Records for the exercise:
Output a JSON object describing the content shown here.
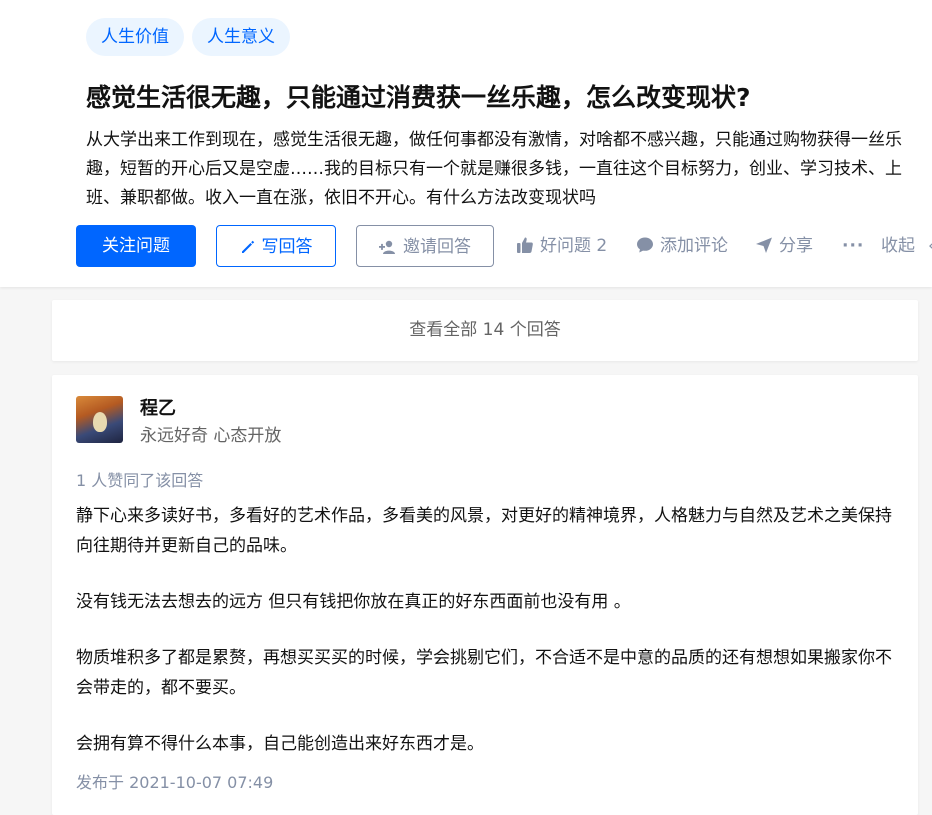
{
  "topics": [
    "人生价值",
    "人生意义"
  ],
  "question": {
    "title": "感觉生活很无趣，只能通过消费获一丝乐趣，怎么改变现状?",
    "detail": "从大学出来工作到现在，感觉生活很无趣，做任何事都没有激情，对啥都不感兴趣，只能通过购物获得一丝乐趣，短暂的开心后又是空虚……我的目标只有一个就是赚很多钱，一直往这个目标努力，创业、学习技术、上班、兼职都做。收入一直在涨，依旧不开心。有什么方法改变现状吗"
  },
  "actions": {
    "follow": "关注问题",
    "write": "写回答",
    "invite": "邀请回答",
    "good_question": "好问题 2",
    "add_comment": "添加评论",
    "share": "分享",
    "more": "···",
    "collapse": "收起",
    "colors": {
      "accent": "#0066ff",
      "muted": "#8590a6",
      "tag_bg": "#ebf5ff"
    }
  },
  "view_all": "查看全部 14 个回答",
  "answer": {
    "author_name": "程乙",
    "author_bio": "永远好奇 心态开放",
    "votes": "1 人赞同了该回答",
    "paragraphs": [
      "静下心来多读好书，多看好的艺术作品，多看美的风景，对更好的精神境界，人格魅力与自然及艺术之美保持向往期待并更新自己的品味。",
      "没有钱无法去想去的远方 但只有钱把你放在真正的好东西面前也没有用 。",
      "物质堆积多了都是累赘，再想买买买的时候，学会挑剔它们，不合适不是中意的品质的还有想想如果搬家你不会带走的，都不要买。",
      "会拥有算不得什么本事，自己能创造出来好东西才是。"
    ],
    "published": "发布于 2021-10-07 07:49"
  }
}
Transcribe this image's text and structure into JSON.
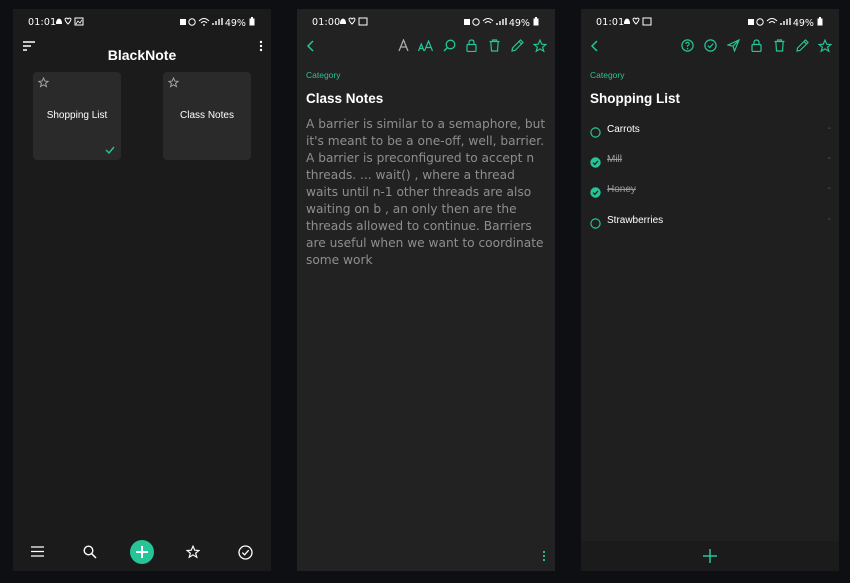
{
  "colors": {
    "accent": "#26c597",
    "bg": "#1b1b1b",
    "card": "#2a2a2a",
    "text": "#ffffff",
    "muted": "#8e8e8e"
  },
  "screen1": {
    "status": {
      "time": "01:01",
      "battery": "49%"
    },
    "app_title": "BlackNote",
    "notes": [
      {
        "title": "Shopping List",
        "starred": false,
        "completed": true
      },
      {
        "title": "Class Notes",
        "starred": false,
        "completed": false
      }
    ],
    "bottom_nav": [
      "menu-icon",
      "search-icon",
      "add-icon",
      "star-icon",
      "check-circle-icon"
    ]
  },
  "screen2": {
    "status": {
      "time": "01:00",
      "battery": "49%"
    },
    "category": "Category",
    "title": "Class Notes",
    "body": "A barrier is similar to a semaphore, but it's meant to be a one-off, well, barrier. A barrier is preconfigured to accept n threads. ... wait() , where a thread waits until n-1 other threads are also waiting on b , an only then are the threads allowed to continue. Barriers are useful when we want to coordinate some work"
  },
  "screen3": {
    "status": {
      "time": "01:01",
      "battery": "49%"
    },
    "category": "Category",
    "title": "Shopping List",
    "items": [
      {
        "label": "Carrots",
        "checked": false
      },
      {
        "label": "Mill",
        "checked": true
      },
      {
        "label": "Honey",
        "checked": true
      },
      {
        "label": "Strawberries",
        "checked": false
      }
    ]
  }
}
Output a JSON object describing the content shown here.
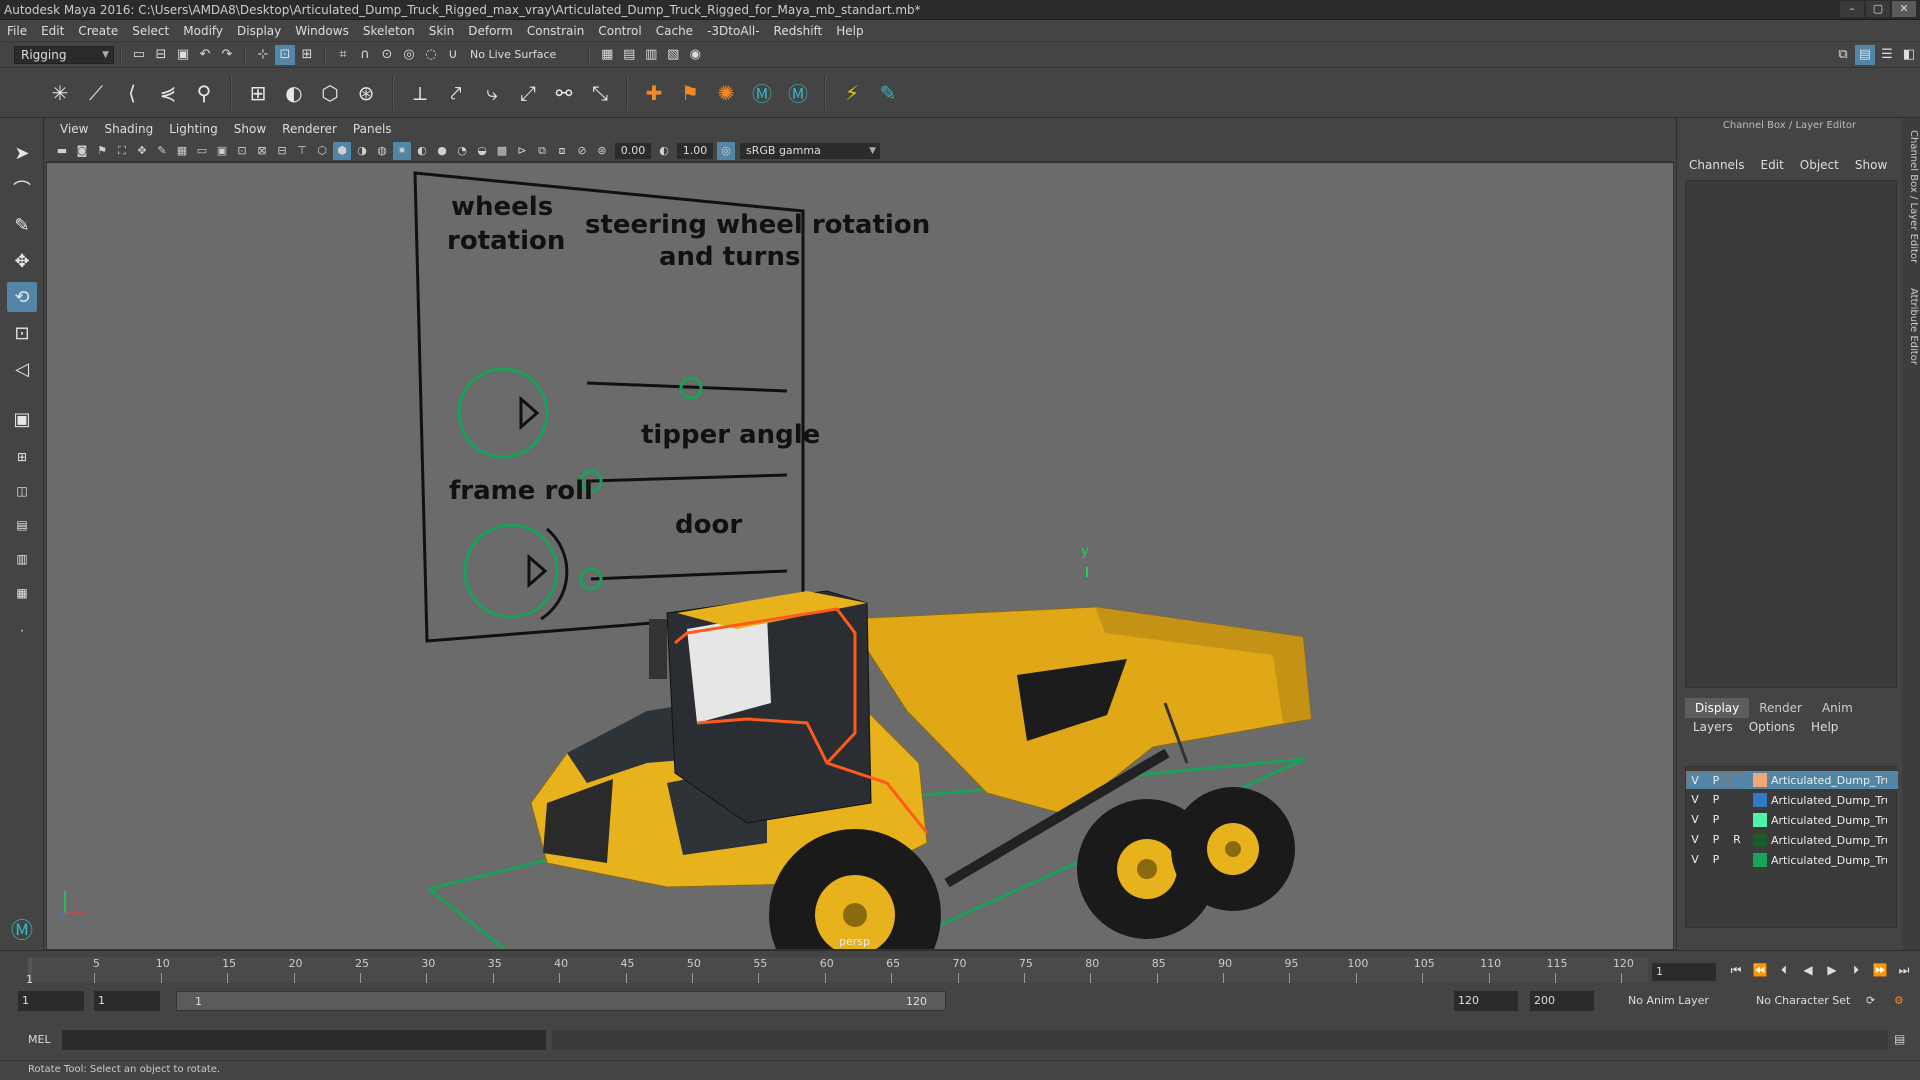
{
  "window": {
    "title": "Autodesk Maya 2016: C:\\Users\\AMDA8\\Desktop\\Articulated_Dump_Truck_Rigged_max_vray\\Articulated_Dump_Truck_Rigged_for_Maya_mb_standart.mb*"
  },
  "menu": [
    "File",
    "Edit",
    "Create",
    "Select",
    "Modify",
    "Display",
    "Windows",
    "Skeleton",
    "Skin",
    "Deform",
    "Constrain",
    "Control",
    "Cache",
    "-3DtoAll-",
    "Redshift",
    "Help"
  ],
  "statusline": {
    "mode": "Rigging",
    "live_surface": "No Live Surface"
  },
  "viewport": {
    "menu": [
      "View",
      "Shading",
      "Lighting",
      "Show",
      "Renderer",
      "Panels"
    ],
    "exposure": "0.00",
    "gamma": "1.00",
    "colorspace": "sRGB gamma",
    "camera_label": "persp",
    "axis_y": "y",
    "control_panel": {
      "wheels": "wheels rotation",
      "steering": "steering wheel rotation and turns",
      "tipper": "tipper angle",
      "frame_roll": "frame roll",
      "door": "door"
    },
    "colors": {
      "truck_body": "#e8b21c",
      "cab_dark": "#2e3338",
      "wire_orange": "#ff5a1a",
      "ground_ctrl": "#19a35a",
      "ctrl_line": "#111111"
    }
  },
  "right_panel": {
    "title": "Channel Box / Layer Editor",
    "channel_menu": [
      "Channels",
      "Edit",
      "Object",
      "Show"
    ],
    "tabs": [
      "Display",
      "Render",
      "Anim"
    ],
    "active_tab": "Display",
    "layer_menu": [
      "Layers",
      "Options",
      "Help"
    ],
    "side_tabs": [
      "Channel Box / Layer Editor",
      "Attribute Editor"
    ],
    "layers": [
      {
        "v": "V",
        "p": "P",
        "r": "",
        "color": "#f0a878",
        "name": "Articulated_Dump_Truck",
        "selected": true
      },
      {
        "v": "V",
        "p": "P",
        "r": "",
        "color": "#2f7ac2",
        "name": "Articulated_Dump_Truck",
        "selected": false
      },
      {
        "v": "V",
        "p": "P",
        "r": "",
        "color": "#4ff0a8",
        "name": "Articulated_Dump_Truck",
        "selected": false
      },
      {
        "v": "V",
        "p": "P",
        "r": "R",
        "color": "#1a5a2a",
        "name": "Articulated_Dump_Truck",
        "selected": false
      },
      {
        "v": "V",
        "p": "P",
        "r": "",
        "color": "#19a35a",
        "name": "Articulated_Dump_Truck",
        "selected": false
      }
    ]
  },
  "timeline": {
    "ticks": [
      "5",
      "10",
      "15",
      "20",
      "25",
      "30",
      "35",
      "40",
      "45",
      "50",
      "55",
      "60",
      "65",
      "70",
      "75",
      "80",
      "85",
      "90",
      "95",
      "100",
      "105",
      "110",
      "115",
      "120"
    ],
    "start_label": "1",
    "current_frame": "1"
  },
  "range": {
    "start": "1",
    "playback_start": "1",
    "slider_start": "1",
    "slider_end": "120",
    "playback_end": "120",
    "end": "200",
    "anim_layer": "No Anim Layer",
    "char_set": "No Character Set"
  },
  "cmdline": {
    "label": "MEL"
  },
  "help": {
    "text": "Rotate Tool: Select an object to rotate."
  }
}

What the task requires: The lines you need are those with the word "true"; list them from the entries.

Answer to this problem:
        "completed": true
        "checked": true
        "checked": true
        "selected": true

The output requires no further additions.